However, if I'm out for the day, the Longchamp le Pliage or the vintage Coach are pretty nondescript bags. I don't suffer from mini heart attacks if I unknowingly bang it against walls and sharp surfaces. I prefer crossbody bags which is handy especially for those of us who are moms with young kids. Having had my money and passport pickpocketed in Genoa 16 years ago, I now leave my wallet in the accommodation (locked up, of course) and just carry some cash, a card or two in an internal zipped pocket.
10. Some handy tips
Sometimes you're asked to show your passport at the stores if you want to claim your VAT refund. I refuse to carry around my passport particularly in places like Paris, Barcelona or Rome. I prefer to photograph the first page with my smartphone and show the photo when I'm asked for the document. So far, I haven't had anyone said no to me yet.
I keep backup photocopies of my (husband's and daughter's too) passport and bank/credit cards (front and back so that you can also see the phone number if you have to report a stolen/missing card). I can't tell you how handy it was when my husband lost his wallet and I was able to whip out a photocopy of his cards in an instant.

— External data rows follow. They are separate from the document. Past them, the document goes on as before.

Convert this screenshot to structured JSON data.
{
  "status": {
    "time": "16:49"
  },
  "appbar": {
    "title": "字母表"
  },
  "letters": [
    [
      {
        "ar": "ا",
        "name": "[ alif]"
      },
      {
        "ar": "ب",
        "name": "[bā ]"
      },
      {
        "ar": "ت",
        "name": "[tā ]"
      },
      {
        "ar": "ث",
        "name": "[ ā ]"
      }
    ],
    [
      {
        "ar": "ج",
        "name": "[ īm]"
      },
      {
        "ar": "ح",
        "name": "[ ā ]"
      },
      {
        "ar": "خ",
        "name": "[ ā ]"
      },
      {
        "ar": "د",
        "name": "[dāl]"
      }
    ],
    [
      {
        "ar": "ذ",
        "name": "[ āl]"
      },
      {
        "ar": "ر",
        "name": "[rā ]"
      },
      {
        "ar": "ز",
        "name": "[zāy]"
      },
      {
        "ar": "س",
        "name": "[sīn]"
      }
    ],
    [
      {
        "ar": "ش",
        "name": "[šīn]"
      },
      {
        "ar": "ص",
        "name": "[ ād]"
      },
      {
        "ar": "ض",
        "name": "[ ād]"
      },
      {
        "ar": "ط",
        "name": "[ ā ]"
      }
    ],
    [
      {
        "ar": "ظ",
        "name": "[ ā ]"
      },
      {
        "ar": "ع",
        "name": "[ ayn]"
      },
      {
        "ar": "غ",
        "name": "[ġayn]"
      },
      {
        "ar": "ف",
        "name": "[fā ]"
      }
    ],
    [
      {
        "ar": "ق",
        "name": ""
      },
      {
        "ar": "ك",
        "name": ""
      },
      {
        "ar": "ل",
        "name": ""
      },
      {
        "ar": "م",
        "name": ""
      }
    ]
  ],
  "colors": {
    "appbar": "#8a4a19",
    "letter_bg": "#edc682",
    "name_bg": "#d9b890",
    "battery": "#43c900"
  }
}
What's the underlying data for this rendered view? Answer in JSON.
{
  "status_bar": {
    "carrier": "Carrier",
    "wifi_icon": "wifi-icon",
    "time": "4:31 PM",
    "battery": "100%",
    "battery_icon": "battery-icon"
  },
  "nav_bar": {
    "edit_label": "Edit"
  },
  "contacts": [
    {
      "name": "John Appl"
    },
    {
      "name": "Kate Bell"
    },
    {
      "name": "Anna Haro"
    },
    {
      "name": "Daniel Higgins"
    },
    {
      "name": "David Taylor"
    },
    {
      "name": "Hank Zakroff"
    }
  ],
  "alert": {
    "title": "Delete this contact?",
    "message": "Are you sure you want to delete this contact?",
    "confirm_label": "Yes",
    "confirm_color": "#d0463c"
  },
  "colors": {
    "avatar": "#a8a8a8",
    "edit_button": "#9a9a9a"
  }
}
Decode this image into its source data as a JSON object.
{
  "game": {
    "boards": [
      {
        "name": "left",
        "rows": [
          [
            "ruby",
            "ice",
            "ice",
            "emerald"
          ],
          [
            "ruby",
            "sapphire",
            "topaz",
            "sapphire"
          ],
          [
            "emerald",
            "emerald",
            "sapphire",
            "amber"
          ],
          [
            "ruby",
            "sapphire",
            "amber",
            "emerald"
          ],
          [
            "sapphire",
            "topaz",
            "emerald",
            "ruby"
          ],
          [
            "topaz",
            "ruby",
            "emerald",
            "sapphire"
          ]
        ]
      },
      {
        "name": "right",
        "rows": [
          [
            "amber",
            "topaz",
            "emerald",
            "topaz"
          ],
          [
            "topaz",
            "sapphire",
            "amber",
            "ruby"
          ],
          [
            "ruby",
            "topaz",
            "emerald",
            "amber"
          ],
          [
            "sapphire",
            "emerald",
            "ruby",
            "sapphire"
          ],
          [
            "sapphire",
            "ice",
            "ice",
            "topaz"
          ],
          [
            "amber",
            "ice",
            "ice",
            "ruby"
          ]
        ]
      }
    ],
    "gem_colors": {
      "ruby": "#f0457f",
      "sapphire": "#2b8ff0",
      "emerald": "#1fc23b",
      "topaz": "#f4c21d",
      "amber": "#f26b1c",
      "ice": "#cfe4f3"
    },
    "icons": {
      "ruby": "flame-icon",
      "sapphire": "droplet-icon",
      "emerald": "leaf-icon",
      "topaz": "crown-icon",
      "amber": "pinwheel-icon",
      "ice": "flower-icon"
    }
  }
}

He managed to call the bank and canceled the cards immediately. Also, if you have an unlocked phone, it's cheaper to buy a local sim card rather than pay an extortionate sum when your phone's on roam.
Okay, this may be bizarre to some but I do chuck in a few packets of ramen noodles in my suitcase before I leave for the airport. Why? Well, sometimes we arrive late and we're exhausted, hungry and grumpy. It can be inconvenient to head out in search of food when it's dark especially when you're traveling with young kids. I tend to book apartments these days so anything that can be microwaved or boiled in a jiffy is a lifesaver.
**this post is dedicated to Lyn. Hope this helps! I'm by no means an expert on packing and traveling. So please chime in and share your tips that have worked for you.